More than 2 months have passed since the death of George Floyd. During this time, there have been efforts on an international scale to acknowledge racial injustice and reform systems which allow or encourage racism to persist. In healthcare, data from the CDC has revealed the startling differences between the risk of dying in pregnancy faced by non-Hispanic black women in the United States when compared to all women in pregnancy. More recently, data also from the CDC has shown that two thirds of deaths related to pregnancy were considered to be preventable. In Canada, the story of the preventable death of Brian Sinclair, an Indigenous man who died in a hospital room, shocked the nation in 2008. Despite more than 10 years having passed since his death, there are examples that Indigenous Peoples face inequitable access to healthcare and racism.
The CDC has recently published data received from 14 Maternal Mortality Review Committees (MMRCs) who were able to review information related to the health and social factors that affect pregnant women. Between 2008 and 2017, information related to the deaths of the 1,347 women who died during pregnancy or within a year of delivery was analysed. These committees found that the deaths could have been prevented in two thirds of the cases. The percentage of deaths that were considered to be preventable did not vary significantly between women of different ethnicities. However, the data published by the CDC in 2019 shows that the risk of dying during pregnancy or within a year of giving birth for non-Hispanic black women was 40.8 per 100,000 births, 29.7 per 100,000 births for non-Hispanic American Indian/Alaska Native women, and overall the mortality rate was 16.7 per 100,000 births.
So why is there a difference in the risk of dying between women of different ethnic backgrounds? Research has shown that the difference may be partly related to medical conditions that ethnic minority women are more vulnerable to. However, this biological basis is less clear as there is also a significant difference in the access to healthcare these women have and the quality of care provided is significantly lower. These differences can influence the impact that any pre-existing medical condition or vulnerability to illness has.
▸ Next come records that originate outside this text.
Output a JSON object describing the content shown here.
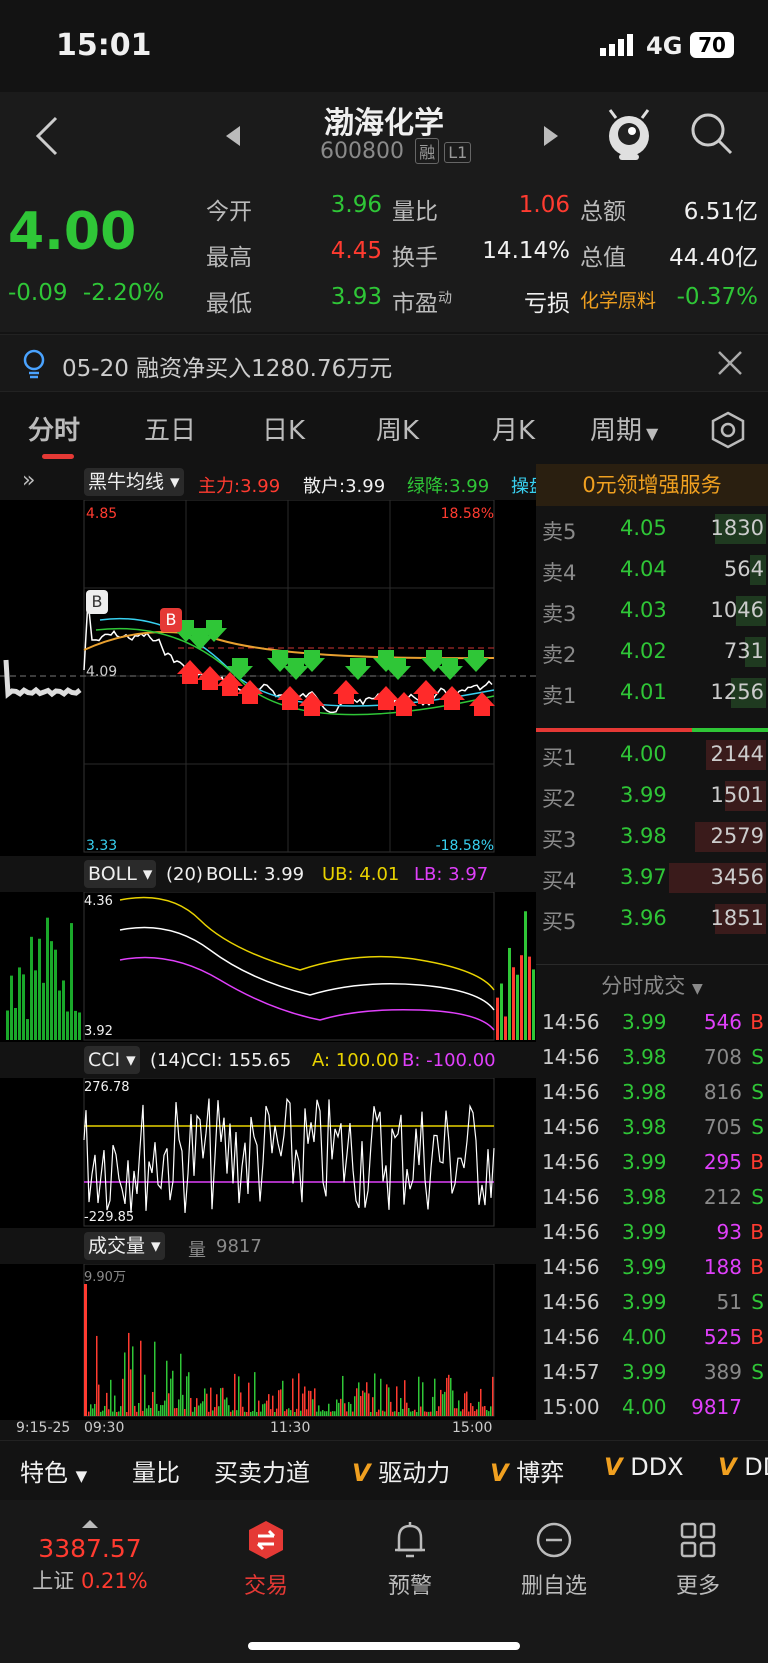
{
  "status": {
    "time": "15:01",
    "network": "4G",
    "battery": "70"
  },
  "header": {
    "title": "渤海化学",
    "code": "600800",
    "badge1": "融",
    "badge2": "L1"
  },
  "quote": {
    "price": "4.00",
    "change": "-0.09",
    "change_pct": "-2.20%",
    "fields": [
      {
        "label": "今开",
        "value": "3.96",
        "label2": "量比",
        "value2": "1.06",
        "label3": "总额",
        "value3": "6.51亿"
      },
      {
        "label": "最高",
        "value": "4.45",
        "label2": "换手",
        "value2": "14.14%",
        "label3": "总值",
        "value3": "44.40亿"
      },
      {
        "label": "最低",
        "value": "3.93",
        "label2": "市盈",
        "sup2": "动",
        "value2": "亏损",
        "label3": "化学原料",
        "value3": "-0.37%"
      }
    ]
  },
  "notice": {
    "text": "05-20 融资净买入1280.76万元"
  },
  "tabs": [
    "分时",
    "五日",
    "日K",
    "周K",
    "月K",
    "周期"
  ],
  "indicator": {
    "name": "黑牛均线",
    "zhuli": "主力:3.99",
    "sanhu": "散户:3.99",
    "lvjiang": "绿降:3.99",
    "cao": "操盘"
  },
  "main_chart": {
    "top_left": "4.85",
    "top_right": "18.58%",
    "mid": "4.09",
    "bot_left": "3.33",
    "bot_right": "-18.58%",
    "b_marker": "B"
  },
  "boll": {
    "name": "BOLL",
    "param": "(20)",
    "boll": "BOLL: 3.99",
    "ub": "UB: 4.01",
    "lb": "LB: 3.97",
    "top": "4.36",
    "bottom": "3.92"
  },
  "cci": {
    "name": "CCI",
    "param": "(14)",
    "cci": "CCI: 155.65",
    "a": "A: 100.00",
    "b": "B: -100.00",
    "top": "276.78",
    "bottom": "-229.85"
  },
  "volume": {
    "name": "成交量",
    "label": "量",
    "value": "9817",
    "max": "9.90万"
  },
  "time_axis": [
    "9:15-25",
    "09:30",
    "11:30",
    "15:00"
  ],
  "service_banner": "0元领增强服务",
  "order_book": {
    "asks": [
      {
        "label": "卖5",
        "price": "4.05",
        "vol": "1830",
        "fill": 0.22
      },
      {
        "label": "卖4",
        "price": "4.04",
        "vol": "564",
        "fill": 0.07
      },
      {
        "label": "卖3",
        "price": "4.03",
        "vol": "1046",
        "fill": 0.13
      },
      {
        "label": "卖2",
        "price": "4.02",
        "vol": "731",
        "fill": 0.09
      },
      {
        "label": "卖1",
        "price": "4.01",
        "vol": "1256",
        "fill": 0.15
      }
    ],
    "bids": [
      {
        "label": "买1",
        "price": "4.00",
        "vol": "2144",
        "fill": 0.26
      },
      {
        "label": "买2",
        "price": "3.99",
        "vol": "1501",
        "fill": 0.18
      },
      {
        "label": "买3",
        "price": "3.98",
        "vol": "2579",
        "fill": 0.31
      },
      {
        "label": "买4",
        "price": "3.97",
        "vol": "3456",
        "fill": 0.42
      },
      {
        "label": "买5",
        "price": "3.96",
        "vol": "1851",
        "fill": 0.22
      }
    ]
  },
  "ticks_title": "分时成交",
  "ticks": [
    {
      "time": "14:56",
      "price": "3.99",
      "vol": "546",
      "side": "B"
    },
    {
      "time": "14:56",
      "price": "3.98",
      "vol": "708",
      "side": "S"
    },
    {
      "time": "14:56",
      "price": "3.98",
      "vol": "816",
      "side": "S"
    },
    {
      "time": "14:56",
      "price": "3.98",
      "vol": "705",
      "side": "S"
    },
    {
      "time": "14:56",
      "price": "3.99",
      "vol": "295",
      "side": "B"
    },
    {
      "time": "14:56",
      "price": "3.98",
      "vol": "212",
      "side": "S"
    },
    {
      "time": "14:56",
      "price": "3.99",
      "vol": "93",
      "side": "B"
    },
    {
      "time": "14:56",
      "price": "3.99",
      "vol": "188",
      "side": "B"
    },
    {
      "time": "14:56",
      "price": "3.99",
      "vol": "51",
      "side": "S"
    },
    {
      "time": "14:56",
      "price": "4.00",
      "vol": "525",
      "side": "B"
    },
    {
      "time": "14:57",
      "price": "3.99",
      "vol": "389",
      "side": "S"
    },
    {
      "time": "15:00",
      "price": "4.00",
      "vol": "9817",
      "side": ""
    }
  ],
  "toolbar": [
    "特色",
    "量比",
    "买卖力道",
    "驱动力",
    "博弈",
    "DDX",
    "DD"
  ],
  "bottom_nav": {
    "index_value": "3387.57",
    "index_name": "上证",
    "index_pct": "0.21%",
    "trade": "交易",
    "alert": "预警",
    "remove": "删自选",
    "more": "更多"
  },
  "colors": {
    "up": "#ff3b30",
    "down": "#2fc637",
    "accent": "#e53935",
    "banner": "#f0a020"
  }
}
Racial discrimination may also contribute to the severity of the condition. For example, death related to high blood pressure in pregnancy was shown in the research by the CDC to affect proportionally more black women than white women. A study has shown that high blood pressure is more common among those of black ethnicity than white and those who have high blood pressure are more likely to have suffered racism. Therefore, genetic differences may contribute less than discriminatory attitudes and systems.
These inequalities on the basis of race exist internationally. Research looking at maternity care in the U.K. has shown that the rates of death faced by women during pregnancy or in the weeks after birth are five times higher for those of Black ethnic backgrounds and twice as high for those of Asian ethnic backgrounds when compared to white women. Indigenous peoples in New Zealand and Australia face delays in accessing the lifesaving investigation and treatment of heart disease.
The case of Brian Sinclair in 2008 highlighted the issue of healthcare inequality in Canada, where an Indigenous man with cognitive impairment was left without medical care and attention in the waiting room of an ER for 34 hours. An interim report looking into his death, published in 2017, identified that Mr. Sinclair was ignored as a result of racism and lack of care for an Indigenous person. Another report from 2017 reviewed cases in a Saskatoon Health Region hospital where Aboriginal women (this being the way the women described themselves) were coerced into having a surgical sterilization procedure following childbirth. Jordan River Anderson was a First Nations child born with complex medical needs in Manitoba. He spent more than 2 years unnecessarily in hospital awaiting a financial decision about the funding for his home care because he was a First Nations child. He died in hospital without spending a day in his family home.
There are ongoing efforts to address racism in healthcare and physicians in Canada are encouraged to develop their understanding of the barriers faced by those of racial minority groups. There are also physician groups which advocate with and on behalf of affected communities. There are plans to address healthcare inequalities through Jordan’s Principle and the Inuit Child First Initiative.
The extent to which these initiatives lead to significant changes in the provision of healthcare in Canada remains uncertain. What is certain, however, is that healthcare providers are required as a matter of law, to provide all patients with safe and appropriate medical care regardless of the patient’s racial or ethnic background. Moreover, positive steps are required to ensure that equitable treatment and care is received by those of racial minority groups.